        // Set-up Prolog knowledgebase
        var prolog_kb : PrologContext
        val beliefSpace = String.format("swiplayer")
        prolog_kb = new SandboxedPrologContext(beliefSpace)
        prolog_kb.importFile("src/main/prolog/masssim_coordinator.pl") // newest version

        // Assert percepts in the KB
        prolog_kb.assertFirst("percepts(@A, @I, @S)", agentName, agents.get(agentName).step, percepts.toString)

        // Querying one solution - Tell the KB to process last percept
        agents.keySet().forEach([ agentName : String |
            prolog_kb.askForSolution(Query.format("process_last_percepts(@A)", agentName))
        ])

        // Querying all solutions - Report percepts available in the KB
        val query = Query.format("percepts(Agent, Step, Percepts)")
        for (solution : prolog_kb.askForAllSolutions(query))
        {
            System.out.format("Information for agent %s on step %d\n", solution.get("Agent").toString(),  solution.get("Step").intValue)
        }

TROUBLESHOOTING

  • Did you get something like this?

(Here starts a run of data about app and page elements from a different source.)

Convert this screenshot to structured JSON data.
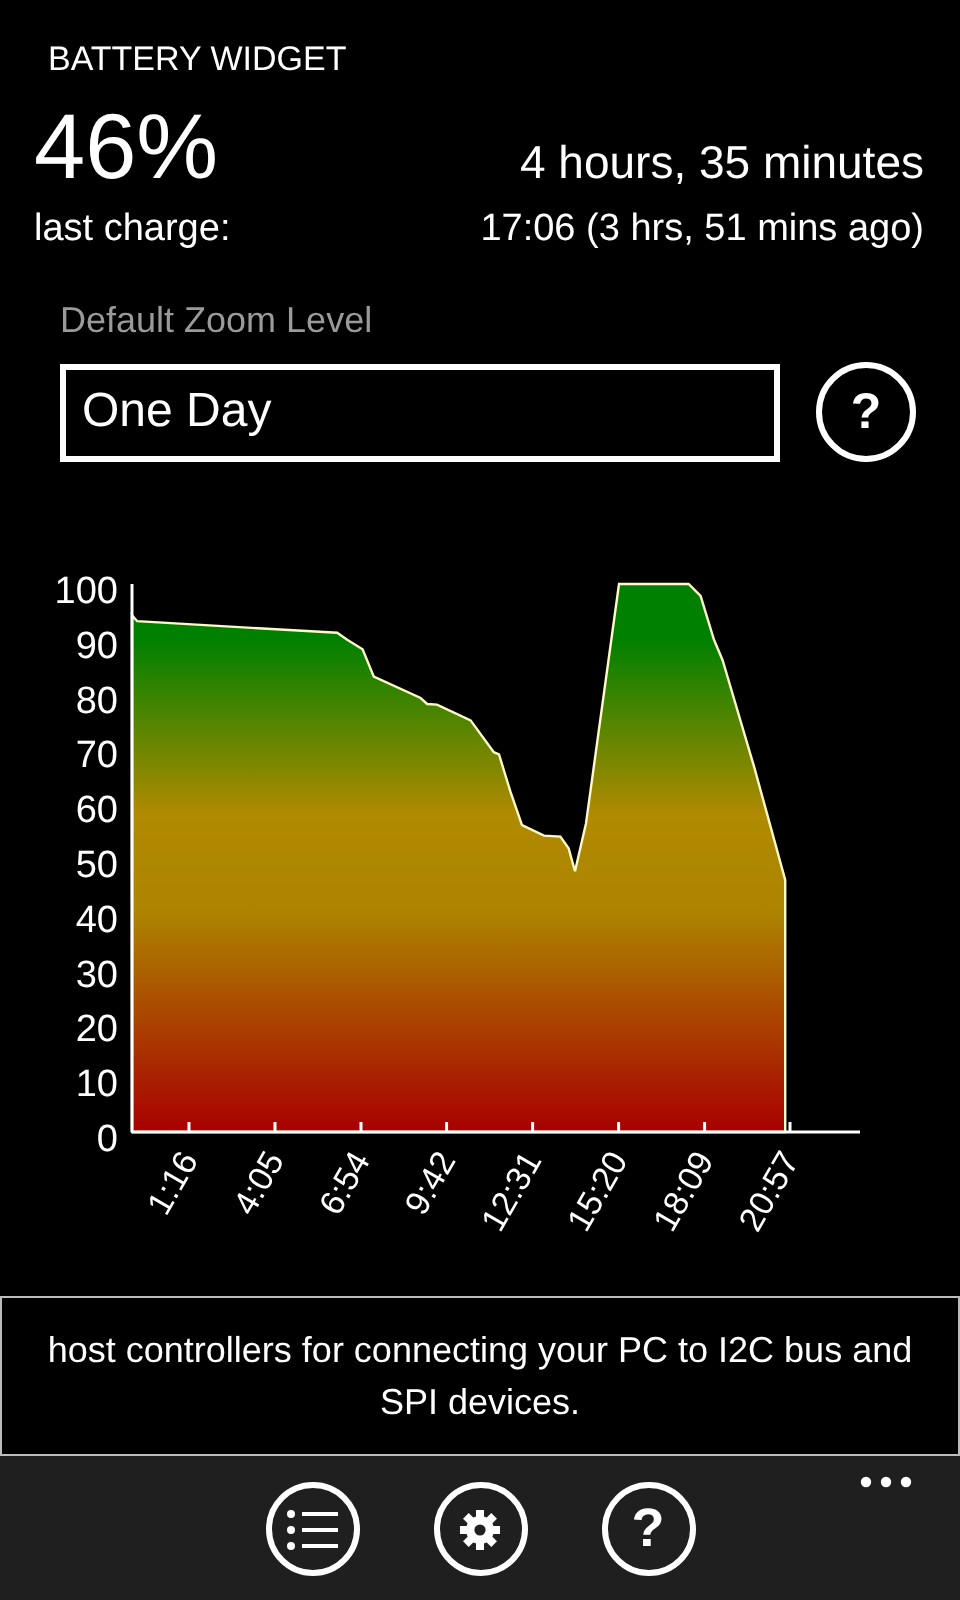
{
  "app_title": "BATTERY WIDGET",
  "percent": "46%",
  "remaining": "4 hours, 35 minutes",
  "last_charge_label": "last charge:",
  "last_charge_value": "17:06 (3 hrs, 51 mins ago)",
  "zoom": {
    "label": "Default Zoom Level",
    "value": "One Day",
    "help": "?"
  },
  "chart_data": {
    "type": "area",
    "xlim": [
      -0.6,
      23.24
    ],
    "ylim": [
      0,
      100
    ],
    "x": [
      -0.6,
      -0.43,
      6.12,
      6.45,
      6.95,
      7.32,
      8.85,
      9.07,
      9.39,
      10.49,
      11.25,
      11.42,
      11.8,
      12.17,
      12.89,
      13.43,
      13.7,
      13.91,
      14.27,
      15.35,
      17.63,
      18.02,
      18.46,
      18.74,
      19.77,
      20.13,
      20.79
    ],
    "series": [
      {
        "color": "#fff8c8",
        "values": [
          94.3,
          93.2,
          91.1,
          89.8,
          88.1,
          83.1,
          79.2,
          78.1,
          78,
          75.1,
          69.3,
          68.9,
          62,
          56,
          54.1,
          53.9,
          51.8,
          47.6,
          56.3,
          100,
          100,
          97.8,
          89.8,
          86.1,
          66.7,
          59.4,
          46
        ]
      }
    ],
    "xticks": [
      {
        "value": 1.267,
        "label": "1:16"
      },
      {
        "value": 4.083,
        "label": "4:05"
      },
      {
        "value": 6.9,
        "label": "6:54"
      },
      {
        "value": 9.7,
        "label": "9:42"
      },
      {
        "value": 12.517,
        "label": "12:31"
      },
      {
        "value": 15.333,
        "label": "15:20"
      },
      {
        "value": 18.15,
        "label": "18:09"
      },
      {
        "value": 20.95,
        "label": "20:57"
      }
    ],
    "yticks": [
      0,
      10,
      20,
      30,
      40,
      50,
      60,
      70,
      80,
      90,
      100
    ]
  },
  "banner": {
    "text": "host controllers for connecting your PC to I2C bus and SPI devices."
  },
  "app_bar": {
    "buttons": [
      {
        "kind": "list"
      },
      {
        "kind": "settings"
      },
      {
        "kind": "help",
        "label": "?"
      }
    ]
  }
}
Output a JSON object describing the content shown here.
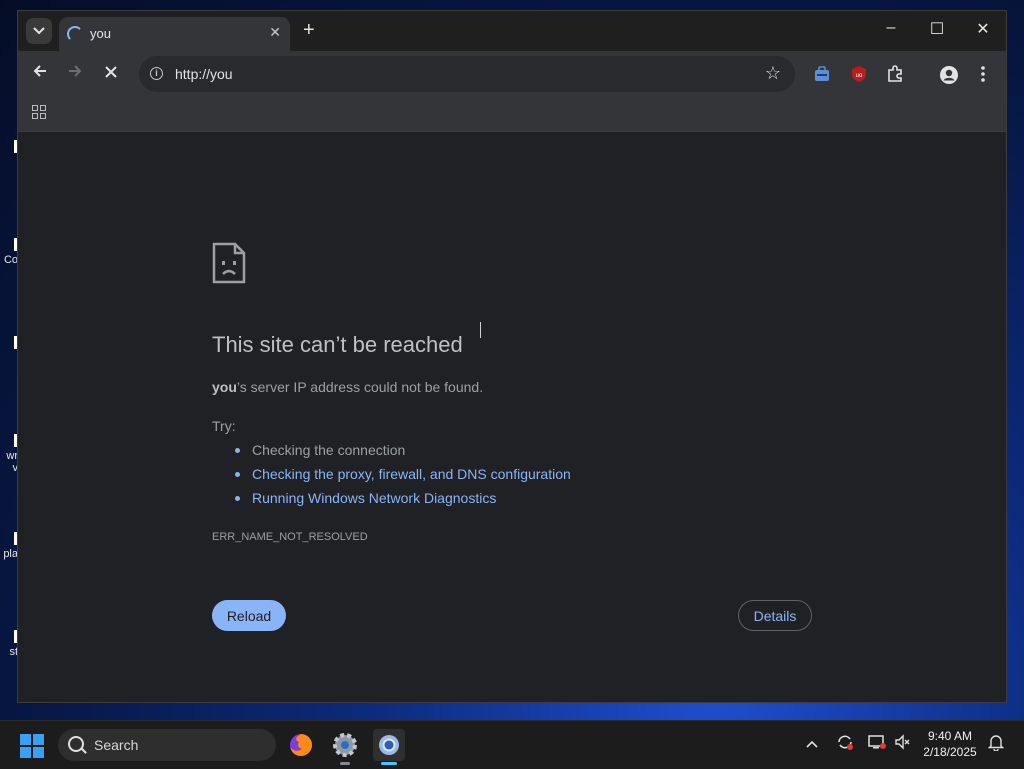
{
  "browser": {
    "tab": {
      "title": "you",
      "close_icon": "close-icon",
      "loading": true
    },
    "new_tab_icon": "plus-icon",
    "window_controls": {
      "minimize": "–",
      "maximize": "☐",
      "close": "✕"
    },
    "address_bar": {
      "url": "http://you"
    },
    "extensions": [
      "toolbox-extension-icon",
      "ublock-extension-icon",
      "puzzle-extensions-icon"
    ],
    "accent_color": "#8ab4f8"
  },
  "error_page": {
    "title": "This site can’t be reached",
    "host": "you",
    "description_suffix": "’s server IP address could not be found.",
    "try_label": "Try:",
    "suggestions": [
      {
        "text": "Checking the connection",
        "is_link": false
      },
      {
        "text": "Checking the proxy, firewall, and DNS configuration",
        "is_link": true
      },
      {
        "text": "Running Windows Network Diagnostics",
        "is_link": true
      }
    ],
    "error_code": "ERR_NAME_NOT_RESOLVED",
    "reload_label": "Reload",
    "details_label": "Details"
  },
  "desktop": {
    "icon_labels": [
      "Co",
      "wr",
      "v",
      "pla",
      "st"
    ]
  },
  "taskbar": {
    "search_label": "Search",
    "apps": [
      "firefox-icon",
      "settings-gear-icon",
      "chrome-icon"
    ],
    "clock": {
      "time": "9:40 AM",
      "date": "2/18/2025"
    }
  }
}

        ERROR: /usr/lib/swi-prolog/library/process.pl:53:
            /usr/lib/swi-prolog/library/process.pl:53: Initialization goal raised exception:
            '$open_shared_object'/3: /usr/lib/swi-prolog/lib/amd64/process.so: undefined symbol: Sfilefunctions
        ERROR: /usr/lib/swi-prolog/library/prolog_pack.pl:52:
            Exported procedure process:process_kill/2 is not defined
        ERROR: /usr/lib/swi-prolog/library/prolog_pack.pl:52:
            Exported procedure process:process_group_kill/2 is not defined
        ERROR: /usr/lib/swi-prolog/library/prolog_pack.pl:52:
            Exported procedure process:process_wait/3 is not defined
        java: symbol lookup error: /usr/lib/swi-prolog/lib/amd64/readutil.so: undefined symbol: PL_new_atom
    

    Then you may not have set LD_PRELOAD env variable correctly.


CONTACT

  • Sebastian Sardina (ssardina@gmail.com)

LICENSE

This project is using the GPLv3 for open source licensing for information and the license visit GNU website (https://www.gnu.org/licenses/gpl-3.0.en.html).

This program is free software: you can redistribute it and/or modify it under the terms of the GNU General Public License as published by the Free Software Foundation, either version 3 of the License, or (at your option) any later version.

This program is distributed in the hope that it will be useful, but WITHOUT ANY WARRANTY; without even the implied warranty of MERCHANTABILITY or FITNESS FOR A PARTICULAR PURPOSE. See the GNU General Public License for more details.

You should have received a copy of the GNU General Public License along with this program. If not, see http://www.gnu.org/licenses/.